[Stored entries]
........

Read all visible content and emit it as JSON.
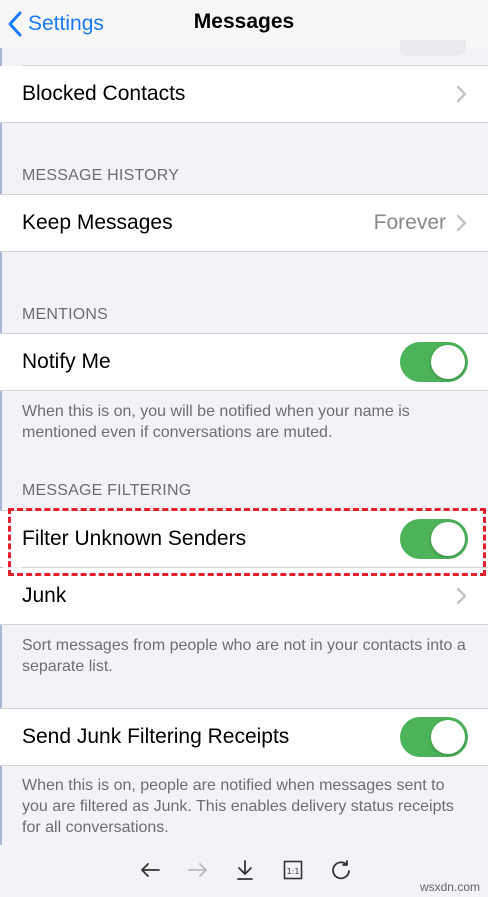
{
  "nav": {
    "back_label": "Settings",
    "title": "Messages"
  },
  "rows": {
    "blocked": {
      "label": "Blocked Contacts"
    },
    "keep": {
      "label": "Keep Messages",
      "value": "Forever"
    },
    "notify": {
      "label": "Notify Me",
      "on": true
    },
    "filter": {
      "label": "Filter Unknown Senders",
      "on": true
    },
    "junk": {
      "label": "Junk"
    },
    "receipts": {
      "label": "Send Junk Filtering Receipts",
      "on": true
    }
  },
  "sections": {
    "history": "MESSAGE HISTORY",
    "mentions": "MENTIONS",
    "filtering": "MESSAGE FILTERING"
  },
  "footers": {
    "mentions": "When this is on, you will be notified when your name is mentioned even if conversations are muted.",
    "filtering": "Sort messages from people who are not in your contacts into a separate list.",
    "receipts": "When this is on, people are notified when messages sent to you are filtered as Junk. This enables delivery status receipts for all conversations."
  },
  "toolbar": {
    "icons": [
      "back-arrow-icon",
      "forward-arrow-icon",
      "download-icon",
      "actual-size-icon",
      "refresh-icon"
    ],
    "actual_size_label": "1:1"
  },
  "watermark": "wsxdn.com",
  "colors": {
    "accent": "#1a7cf5",
    "toggle_on": "#4cb35b",
    "highlight": "#e0202c"
  }
}
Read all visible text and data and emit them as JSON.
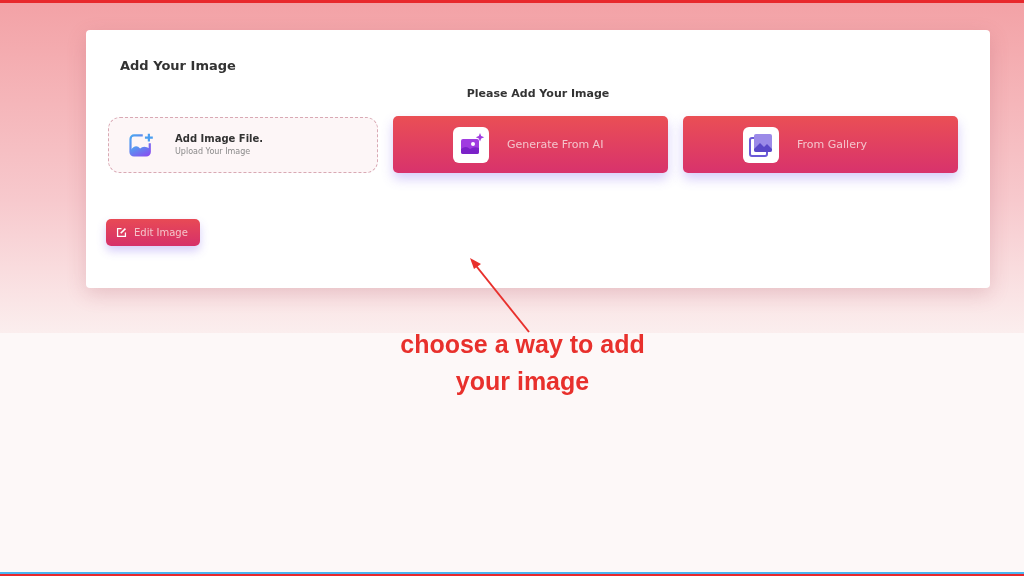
{
  "card": {
    "title": "Add Your Image",
    "subtitle": "Please Add Your Image",
    "options": [
      {
        "kind": "upload",
        "label": "Add Image File.",
        "hint": "Upload Your Image"
      },
      {
        "kind": "ai",
        "label": "Generate From AI"
      },
      {
        "kind": "gallery",
        "label": "From Gallery"
      }
    ],
    "edit_button": "Edit Image"
  },
  "annotation": {
    "text": "choose a way to add your image"
  }
}
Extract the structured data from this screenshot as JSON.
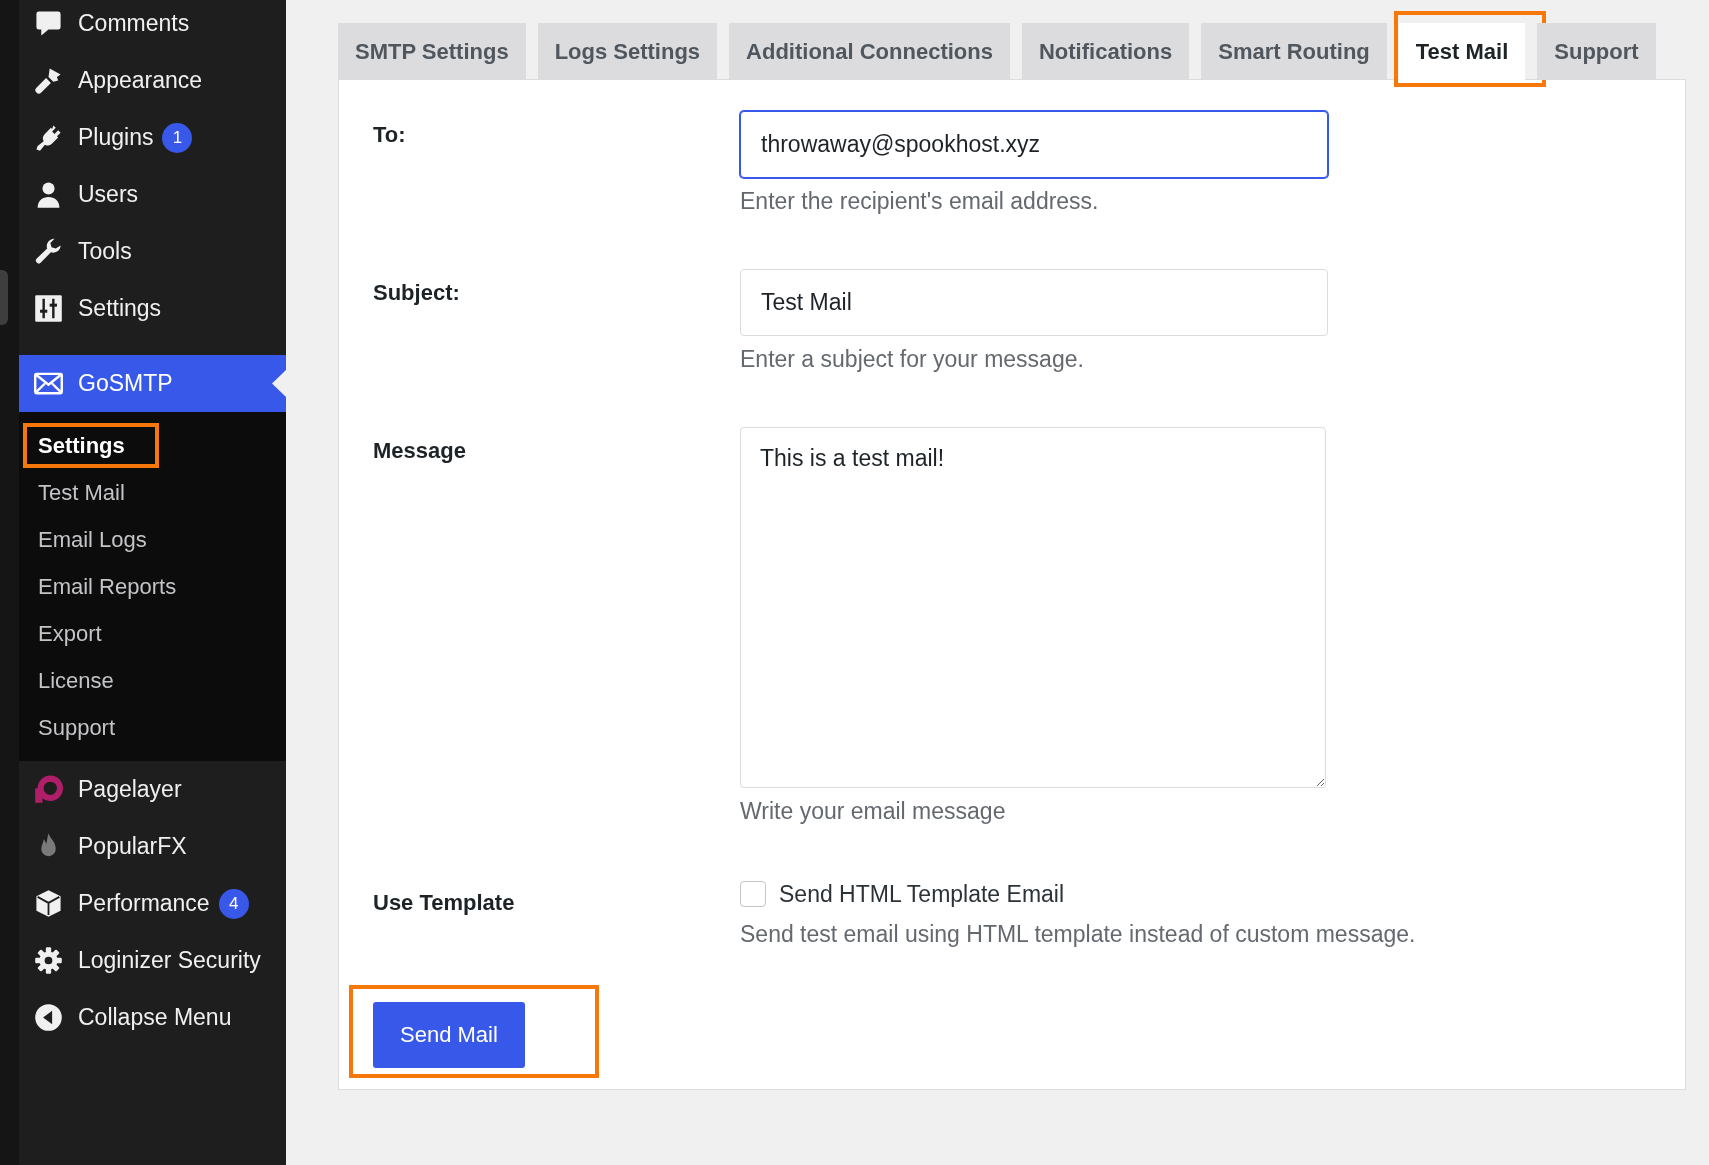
{
  "sidebar": {
    "menu": [
      {
        "label": "Comments",
        "selected": false
      },
      {
        "label": "Appearance",
        "selected": false
      },
      {
        "label": "Plugins",
        "badge": "1",
        "selected": false
      },
      {
        "label": "Users",
        "selected": false
      },
      {
        "label": "Tools",
        "selected": false
      },
      {
        "label": "Settings",
        "selected": false
      },
      {
        "label": "GoSMTP",
        "selected": true,
        "submenu": [
          {
            "label": "Settings",
            "selected": true,
            "highlighted": true
          },
          {
            "label": "Test Mail",
            "selected": false,
            "highlighted": false
          },
          {
            "label": "Email Logs",
            "selected": false,
            "highlighted": false
          },
          {
            "label": "Email Reports",
            "selected": false,
            "highlighted": false
          },
          {
            "label": "Export",
            "selected": false,
            "highlighted": false
          },
          {
            "label": "License",
            "selected": false,
            "highlighted": false
          },
          {
            "label": "Support",
            "selected": false,
            "highlighted": false
          }
        ]
      },
      {
        "label": "Pagelayer",
        "selected": false
      },
      {
        "label": "PopularFX",
        "selected": false
      },
      {
        "label": "Performance",
        "badge": "4",
        "selected": false
      },
      {
        "label": "Loginizer Security",
        "selected": false
      },
      {
        "label": "Collapse Menu",
        "selected": false
      }
    ]
  },
  "tabs": [
    {
      "label": "SMTP Settings",
      "selected": false,
      "highlighted": false
    },
    {
      "label": "Logs Settings",
      "selected": false,
      "highlighted": false
    },
    {
      "label": "Additional Connections",
      "selected": false,
      "highlighted": false
    },
    {
      "label": "Notifications",
      "selected": false,
      "highlighted": false
    },
    {
      "label": "Smart Routing",
      "selected": false,
      "highlighted": false
    },
    {
      "label": "Test Mail",
      "selected": true,
      "highlighted": true
    },
    {
      "label": "Support",
      "selected": false,
      "highlighted": false
    }
  ],
  "form": {
    "fields": [
      {
        "kind": "input",
        "label": "To:",
        "value": "throwaway@spookhost.xyz",
        "focused": true,
        "help": "Enter the recipient's email address."
      },
      {
        "kind": "input",
        "label": "Subject:",
        "value": "Test Mail",
        "focused": false,
        "help": "Enter a subject for your message."
      },
      {
        "kind": "textarea",
        "label": "Message",
        "value": "This is a test mail!",
        "help": "Write your email message"
      },
      {
        "kind": "checkbox",
        "label": "Use Template",
        "option": "Send HTML Template Email",
        "checked": false,
        "help": "Send test email using HTML template instead of custom message."
      }
    ],
    "submit": {
      "label": "Send Mail",
      "highlighted": true
    }
  }
}
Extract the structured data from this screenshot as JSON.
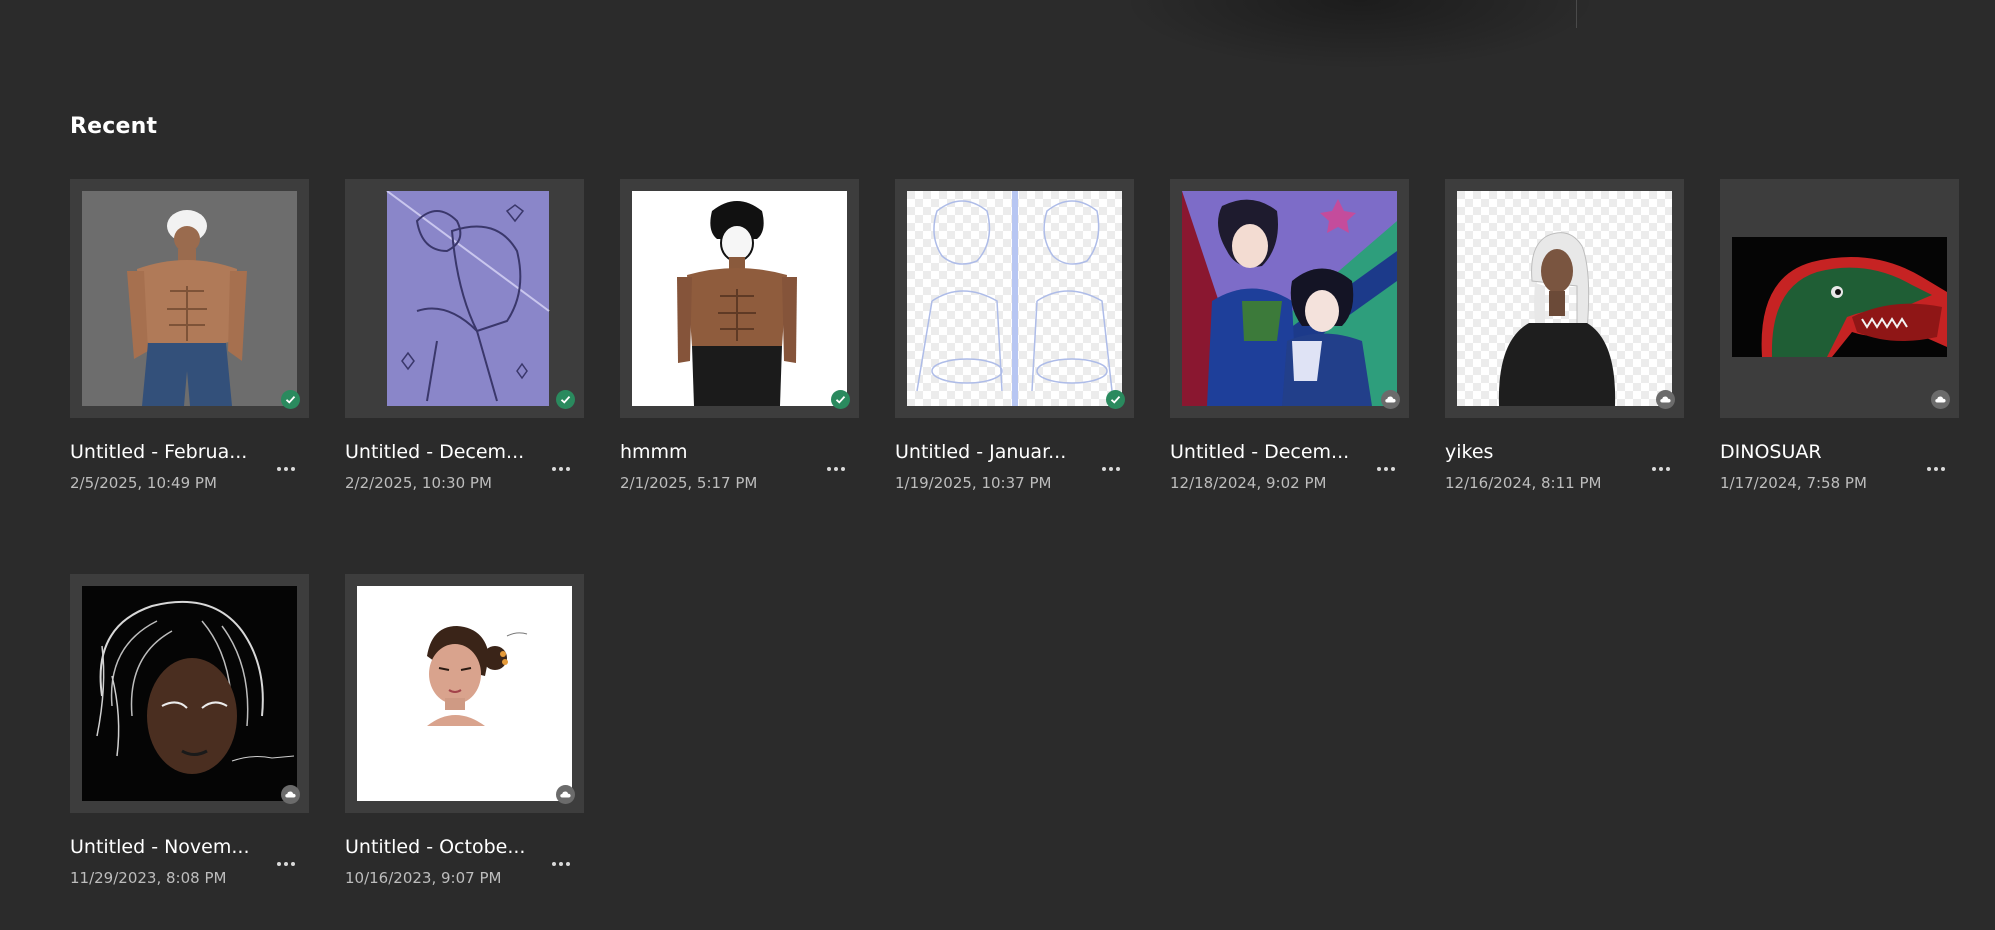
{
  "section": {
    "title": "Recent"
  },
  "files": [
    {
      "title": "Untitled - Februa...",
      "date": "2/5/2025, 10:49 PM",
      "status": "synced"
    },
    {
      "title": "Untitled - Decem...",
      "date": "2/2/2025, 10:30 PM",
      "status": "synced"
    },
    {
      "title": "hmmm",
      "date": "2/1/2025, 5:17 PM",
      "status": "synced"
    },
    {
      "title": "Untitled - Januar...",
      "date": "1/19/2025, 10:37 PM",
      "status": "synced"
    },
    {
      "title": "Untitled - Decem...",
      "date": "12/18/2024, 9:02 PM",
      "status": "cloud"
    },
    {
      "title": "yikes",
      "date": "12/16/2024, 8:11 PM",
      "status": "cloud"
    },
    {
      "title": "DINOSUAR",
      "date": "1/17/2024, 7:58 PM",
      "status": "cloud"
    },
    {
      "title": "Untitled - Novem...",
      "date": "11/29/2023, 8:08 PM",
      "status": "cloud"
    },
    {
      "title": "Untitled - Octobe...",
      "date": "10/16/2023, 9:07 PM",
      "status": "cloud"
    }
  ],
  "colors": {
    "background": "#2b2b2b",
    "card": "#3d3d3d",
    "synced": "#2a8a5e",
    "cloud": "#6b6b6b"
  },
  "icons": {
    "synced": "check-circle-icon",
    "cloud": "cloud-icon",
    "more": "more-options-icon"
  }
}
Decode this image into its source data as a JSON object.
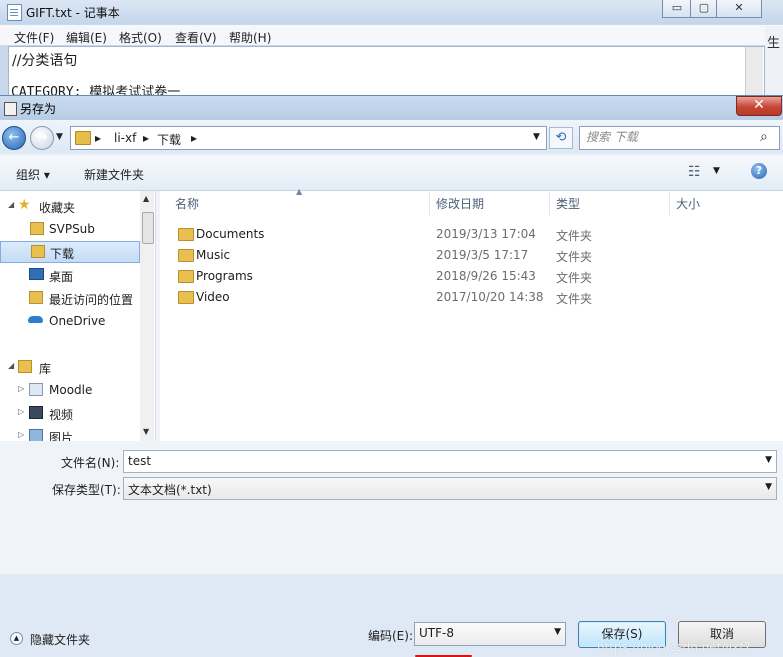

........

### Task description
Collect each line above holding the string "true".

### The completed task
      "on": true
      "on": true
      "on": true
        "selected": true,
            "selected": true,
            "highlighted": true
      "selected": true,
      "highlighted": true
        "focused": true,
      "highlighted": true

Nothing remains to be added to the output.